Top of Source data

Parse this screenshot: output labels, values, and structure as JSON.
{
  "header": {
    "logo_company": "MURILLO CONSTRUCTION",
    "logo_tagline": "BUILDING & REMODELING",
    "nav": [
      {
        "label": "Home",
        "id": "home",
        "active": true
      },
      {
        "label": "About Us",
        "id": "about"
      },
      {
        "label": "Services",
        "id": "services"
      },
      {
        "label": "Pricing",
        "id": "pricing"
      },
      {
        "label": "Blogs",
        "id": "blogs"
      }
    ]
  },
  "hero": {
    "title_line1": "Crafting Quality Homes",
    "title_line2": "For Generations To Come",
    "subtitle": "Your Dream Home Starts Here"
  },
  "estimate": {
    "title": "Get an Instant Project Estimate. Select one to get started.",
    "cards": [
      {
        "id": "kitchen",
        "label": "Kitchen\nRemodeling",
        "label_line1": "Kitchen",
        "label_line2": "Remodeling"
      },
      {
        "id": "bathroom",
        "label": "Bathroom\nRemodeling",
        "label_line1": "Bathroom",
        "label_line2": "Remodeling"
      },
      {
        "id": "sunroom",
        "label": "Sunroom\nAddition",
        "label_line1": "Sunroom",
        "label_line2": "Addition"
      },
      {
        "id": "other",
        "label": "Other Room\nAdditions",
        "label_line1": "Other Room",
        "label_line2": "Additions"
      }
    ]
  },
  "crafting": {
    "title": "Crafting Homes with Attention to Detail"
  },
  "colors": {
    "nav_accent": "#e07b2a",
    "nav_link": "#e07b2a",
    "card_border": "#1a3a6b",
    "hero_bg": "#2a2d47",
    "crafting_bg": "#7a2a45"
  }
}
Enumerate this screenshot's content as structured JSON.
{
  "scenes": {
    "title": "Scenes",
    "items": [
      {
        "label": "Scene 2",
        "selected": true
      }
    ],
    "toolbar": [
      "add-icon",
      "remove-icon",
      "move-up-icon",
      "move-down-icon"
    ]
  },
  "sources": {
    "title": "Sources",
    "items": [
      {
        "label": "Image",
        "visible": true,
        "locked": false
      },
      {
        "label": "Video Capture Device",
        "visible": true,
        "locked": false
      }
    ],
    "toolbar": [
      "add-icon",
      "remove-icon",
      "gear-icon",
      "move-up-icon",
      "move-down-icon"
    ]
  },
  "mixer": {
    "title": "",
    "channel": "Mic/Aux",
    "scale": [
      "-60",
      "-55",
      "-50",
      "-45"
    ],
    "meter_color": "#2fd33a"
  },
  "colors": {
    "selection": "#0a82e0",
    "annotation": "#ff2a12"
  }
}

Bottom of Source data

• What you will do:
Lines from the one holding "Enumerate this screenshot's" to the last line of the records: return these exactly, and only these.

• Exercise result:
Enumerate this screenshot's content as structured JSON.
{
  "scenes": {
    "title": "Scenes",
    "items": [
      {
        "label": "Scene 2",
        "selected": true
      }
    ],
    "toolbar": [
      "add-icon",
      "remove-icon",
      "move-up-icon",
      "move-down-icon"
    ]
  },
  "sources": {
    "title": "Sources",
    "items": [
      {
        "label": "Image",
        "visible": true,
        "locked": false
      },
      {
        "label": "Video Capture Device",
        "visible": true,
        "locked": false
      }
    ],
    "toolbar": [
      "add-icon",
      "remove-icon",
      "gear-icon",
      "move-up-icon",
      "move-down-icon"
    ]
  },
  "mixer": {
    "title": "",
    "channel": "Mic/Aux",
    "scale": [
      "-60",
      "-55",
      "-50",
      "-45"
    ],
    "meter_color": "#2fd33a"
  },
  "colors": {
    "selection": "#0a82e0",
    "annotation": "#ff2a12"
  }
}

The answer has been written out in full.